What is needed -> The records that follow are to be repeated in full, with no pictures retained.

Information given ->
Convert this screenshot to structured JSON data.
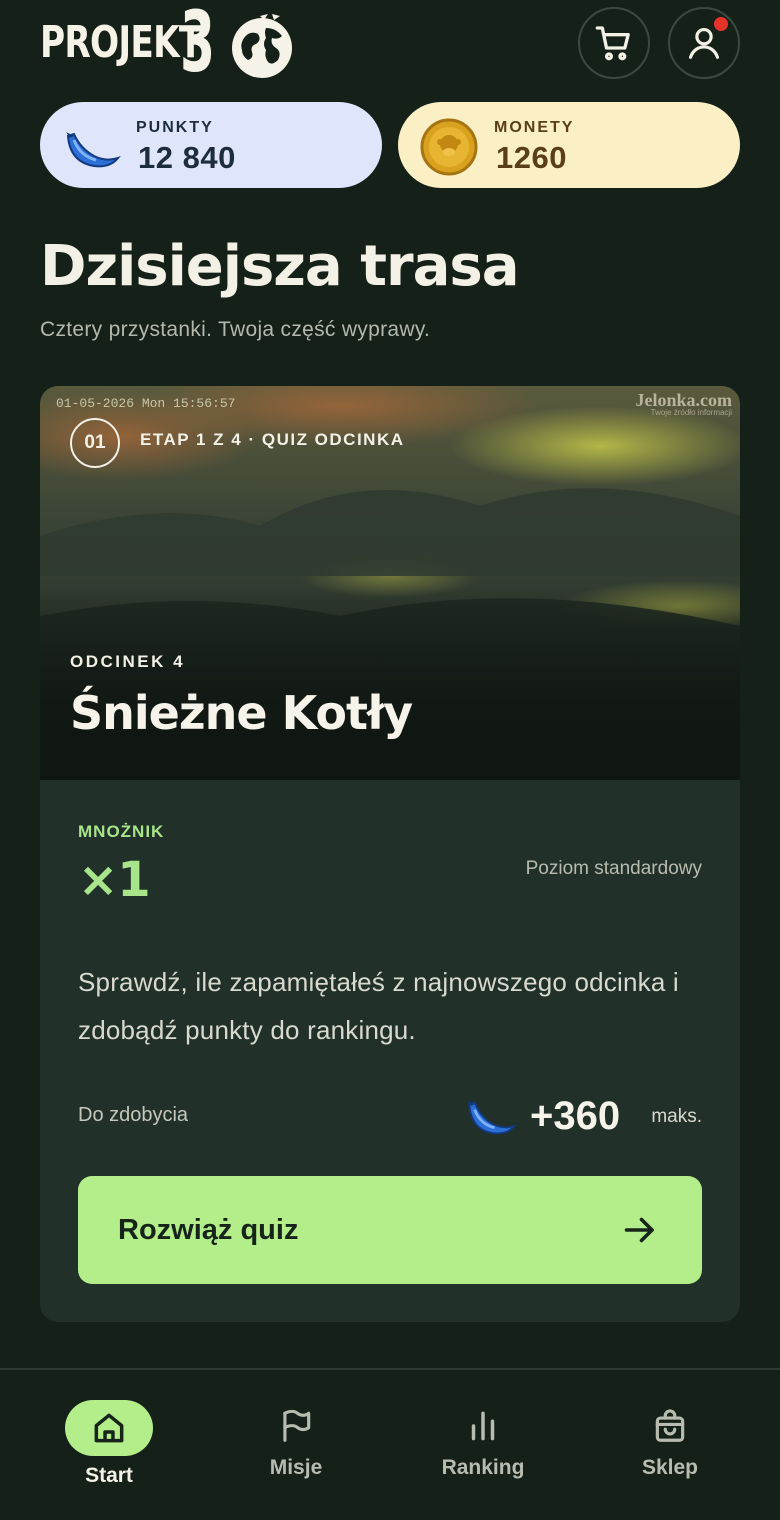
{
  "brand": {
    "logo_text": "PROJEKT",
    "logo_number": "3"
  },
  "header": {
    "cart_icon": "cart-icon",
    "user_icon": "user-icon",
    "has_notification": true
  },
  "stats": {
    "points": {
      "label": "PUNKTY",
      "value": "12 840",
      "icon": "banana-icon",
      "bg": "#dfe6fb"
    },
    "coins": {
      "label": "MONETY",
      "value": "1260",
      "icon": "coin-icon",
      "bg": "#fbefc6"
    }
  },
  "section": {
    "title": "Dzisiejsza trasa",
    "subtitle": "Cztery przystanki. Twoja część wyprawy."
  },
  "card": {
    "camera_timestamp": "01-05-2026 Mon 15:56:57",
    "watermark": "Jelonka.com",
    "watermark_sub": "Twoje źródło informacji",
    "stage_number": "01",
    "stage_label": "ETAP 1 Z 4 · QUIZ ODCINKA",
    "episode_label": "ODCINEK 4",
    "episode_title": "Śnieżne Kotły",
    "multiplier_label": "MNOŻNIK",
    "multiplier_value": "×1",
    "level": "Poziom standardowy",
    "description": "Sprawdź, ile zapamiętałeś z najnowszego odcinka i zdobądź punkty do rankingu.",
    "reward_label": "Do zdobycia",
    "reward_value": "+360",
    "reward_suffix": "maks.",
    "cta_label": "Rozwiąż quiz"
  },
  "nav": {
    "items": [
      {
        "label": "Start",
        "icon": "home-icon",
        "active": true
      },
      {
        "label": "Misje",
        "icon": "flag-icon",
        "active": false
      },
      {
        "label": "Ranking",
        "icon": "bar-chart-icon",
        "active": false
      },
      {
        "label": "Sklep",
        "icon": "shopping-bag-icon",
        "active": false
      }
    ]
  },
  "colors": {
    "background": "#152019",
    "accent": "#b3ee8a",
    "card": "#213029",
    "notification": "#e6332a"
  }
}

Answer section ->
Convert this screenshot to structured JSON data.
{
  "brand": {
    "logo_text": "PROJEKT",
    "logo_number": "3"
  },
  "header": {
    "cart_icon": "cart-icon",
    "user_icon": "user-icon",
    "has_notification": true
  },
  "stats": {
    "points": {
      "label": "PUNKTY",
      "value": "12 840",
      "icon": "banana-icon",
      "bg": "#dfe6fb"
    },
    "coins": {
      "label": "MONETY",
      "value": "1260",
      "icon": "coin-icon",
      "bg": "#fbefc6"
    }
  },
  "section": {
    "title": "Dzisiejsza trasa",
    "subtitle": "Cztery przystanki. Twoja część wyprawy."
  },
  "card": {
    "camera_timestamp": "01-05-2026 Mon 15:56:57",
    "watermark": "Jelonka.com",
    "watermark_sub": "Twoje źródło informacji",
    "stage_number": "01",
    "stage_label": "ETAP 1 Z 4 · QUIZ ODCINKA",
    "episode_label": "ODCINEK 4",
    "episode_title": "Śnieżne Kotły",
    "multiplier_label": "MNOŻNIK",
    "multiplier_value": "×1",
    "level": "Poziom standardowy",
    "description": "Sprawdź, ile zapamiętałeś z najnowszego odcinka i zdobądź punkty do rankingu.",
    "reward_label": "Do zdobycia",
    "reward_value": "+360",
    "reward_suffix": "maks.",
    "cta_label": "Rozwiąż quiz"
  },
  "nav": {
    "items": [
      {
        "label": "Start",
        "icon": "home-icon",
        "active": true
      },
      {
        "label": "Misje",
        "icon": "flag-icon",
        "active": false
      },
      {
        "label": "Ranking",
        "icon": "bar-chart-icon",
        "active": false
      },
      {
        "label": "Sklep",
        "icon": "shopping-bag-icon",
        "active": false
      }
    ]
  },
  "colors": {
    "background": "#152019",
    "accent": "#b3ee8a",
    "card": "#213029",
    "notification": "#e6332a"
  }
}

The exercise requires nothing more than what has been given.